By Suzanne Wu
August 20, 2012

USC Dornsife geophysicists Meghan Miller and Thorsten Becker conducting fieldwork in Morocco. Photo courtesy of Meghan Miller and Thorsten Becker.

USC Dornsife geophysicists Meghan Miller and Thorsten Becker conducting fieldwork in Morocco. Photo courtesy of Meghan Miller and Thorsten Becker.

The Caribbean islands have been pushed east over the past 50 million years, driven by the movement of the Earth’s viscous mantle against the more rooted South American continent, new research by geophysicists in USC Dornsife has revealed.

The results, published Aug. 20 in Nature Geoscience, provide a better understanding of how continents resist the constant movement of the Earth’s plates — and what effect the continental plates have on reshaping the Earth’s surface.

“Studying the Earth’s deep interior provides insights into how the Earth has evolved into its present form,” said Meghan Miller, assistant professor of earth sciences in USC Dornsife, and the paper’s lead author. “We’re interested in plate tectonics, and the southeastern Caribbean is interesting because it’s right near a complex plate boundary.”

Miller and Thorsten Becker, associate professor of earth sciences in USC Dornsife, studied the margin between the Caribbean plate and the South American plate, ringed by Haiti, the Dominican Republic, Puerto Rico, and a crescent of smaller islands including Barbados and St. Lucia.

But just like the first law of ecology (and time travel), when it comes to the Earth, everything is connected.
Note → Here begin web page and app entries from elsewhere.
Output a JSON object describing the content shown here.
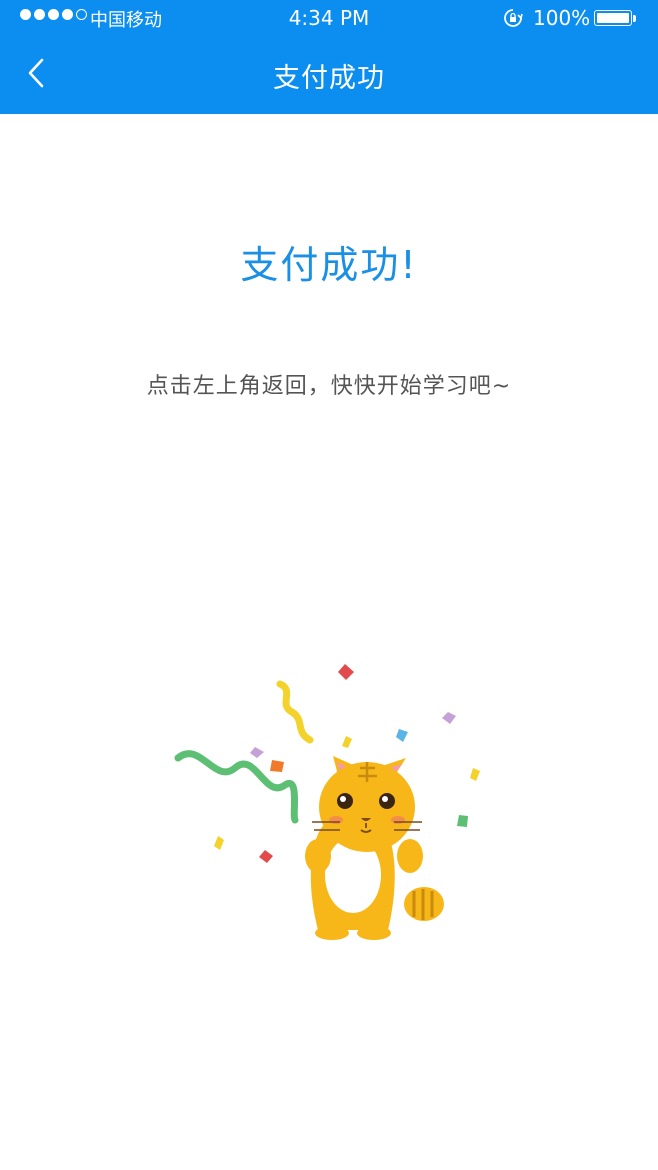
{
  "status_bar": {
    "carrier": "中国移动",
    "time": "4:34 PM",
    "battery": "100%",
    "signal_bars_filled": 4,
    "signal_bars_total": 5
  },
  "nav": {
    "title": "支付成功",
    "back_icon": "chevron-left-icon"
  },
  "main": {
    "title": "支付成功!",
    "subtitle": "点击左上角返回，快快开始学习吧~"
  },
  "colors": {
    "header_bg": "#0c8ef0",
    "title_blue": "#1a8fe6",
    "subtitle_gray": "#555555",
    "mascot_yellow": "#f7b719"
  }
}
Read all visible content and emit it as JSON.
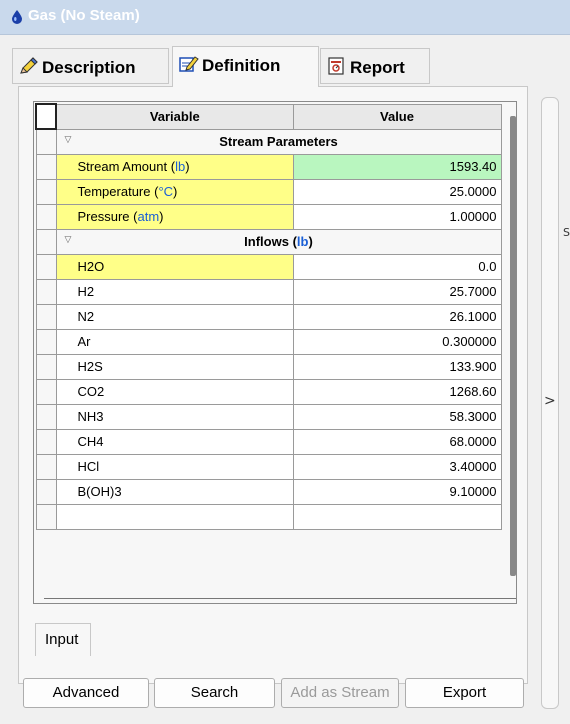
{
  "window": {
    "title": "Gas (No Steam)",
    "icon": "drop-icon"
  },
  "tabs": [
    {
      "label": "Description",
      "icon": "pencil-icon"
    },
    {
      "label": "Definition",
      "icon": "edit-icon"
    },
    {
      "label": "Report",
      "icon": "report-icon"
    }
  ],
  "grid": {
    "headers": {
      "variable": "Variable",
      "value": "Value"
    },
    "stream_section": "Stream Parameters",
    "stream_rows": [
      {
        "name": "Stream Amount",
        "unit": "lb",
        "value": "1593.40"
      },
      {
        "name": "Temperature",
        "unit": "°C",
        "value": "25.0000"
      },
      {
        "name": "Pressure",
        "unit": "atm",
        "value": "1.00000"
      }
    ],
    "inflows_section": {
      "label": "Inflows",
      "unit": "lb"
    },
    "inflow_rows": [
      {
        "name": "H2O",
        "value": "0.0"
      },
      {
        "name": "H2",
        "value": "25.7000"
      },
      {
        "name": "N2",
        "value": "26.1000"
      },
      {
        "name": "Ar",
        "value": "0.300000"
      },
      {
        "name": "H2S",
        "value": "133.900"
      },
      {
        "name": "CO2",
        "value": "1268.60"
      },
      {
        "name": "NH3",
        "value": "58.3000"
      },
      {
        "name": "CH4",
        "value": "68.0000"
      },
      {
        "name": "HCl",
        "value": "3.40000"
      },
      {
        "name": "B(OH)3",
        "value": "9.10000"
      }
    ]
  },
  "bottom_tab": "Input",
  "buttons": {
    "advanced": "Advanced",
    "search": "Search",
    "add_as_stream": "Add as Stream",
    "export": "Export"
  },
  "right_panel": {
    "chevron": ">",
    "edge_text": "S"
  },
  "colors": {
    "title_bg": "#c9d9ec",
    "required": "#ffff88",
    "computed": "#b9f6bf",
    "unit": "#1a5fd6"
  }
}
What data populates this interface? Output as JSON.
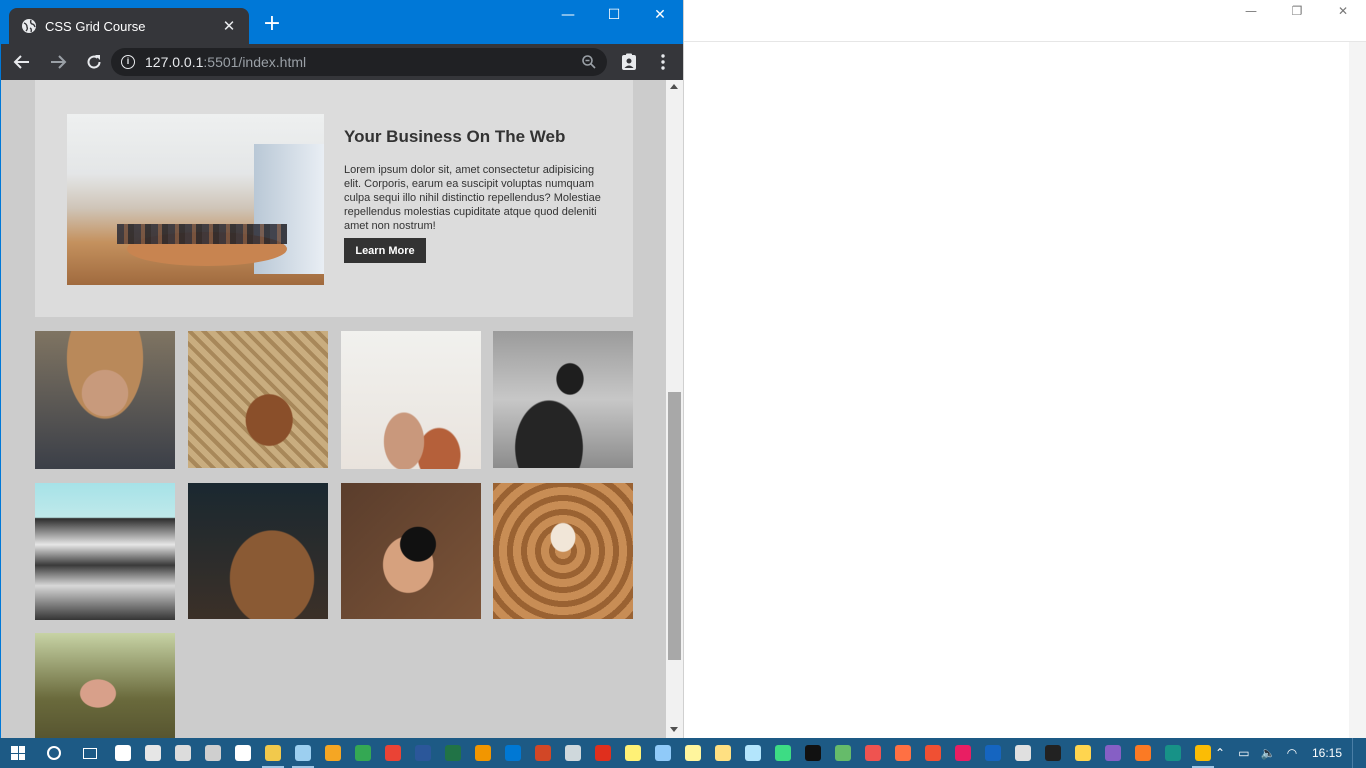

So to study the motion of the South American continent and Caribbean plate, the researchers had to first model the entire planet — 176 models to be exact, so large that they took several weeks to compute at the USC High Performance Computing Center.

 


Using earthquake data, USC Dornsife earth scientists model the movement of the Earth to a depth of 3,000 kilometers and provide new insights into the strength of continents. Shown here is a tectonic map of the southeastern Caribbean. Image courtesy of Meghan Miller and Thorsten Becker.

For most people, earthquakes are something to be dreaded. But for Miller and Becker they are a necessary source of data, providing seismic waves that can be tracked all over the world to produce an image of the Earth’s deep interior similar to a CT scan. The earthquake waves move slower or more quickly depending on the temperature and composition of the rock, and also depending on how the crystals within the rocks align after millions of years of being pushed around in mantle convection.

“If you can, you want to solve the whole system and then zoom in,” Becker said. “What’s cool about this paper is that we didn’t just run one or two models. We ran a lot, and it allowed us to explore different possibilities for how mantle flow might work.”

Miller and Becker reconstructed the movement of the Earth’s mantle to a depth of almost 3,000 kilometers, upending previous hypotheses of the seismic activity beneath the Caribbean Sea and providing an important new look at the unique tectonic interactions that are causing the Caribbean plate to tear away from South America.

In particular, Miller and Becker point to a part of the South American plate — known as a “cratonic keel” — that is roughly three times thicker than normal lithosphere and much stronger than typical mantle. The keel deflects and channels mantle flow, and provides an important snapshot of the strength of the continents compared to the rest of Earth’s outer layers.

“Oceanic plates are relatively simple, but if we want to understand how the Earth works as a system — and how faults evolved and where the flow is going over millions of years — we also have to understand continental plates,” Becker said.

In the southeastern Caribbean, the interaction of the subducted plate beneath the Antilles islands arc with the stronger continental keel has created the El Pilar-San Sebastian Fault, and the researchers believe a similar series of interactions may have formed the San Andreas Fault.

“We’re studying the Caribbean, but our models are run for the entire globe,” Miller said. “We can look at similar features in Japan, Southern California and the Mediterranean; anywhere we have instruments to record earthquakes.”

The research was funded by two National Science Foundation CAREER grants.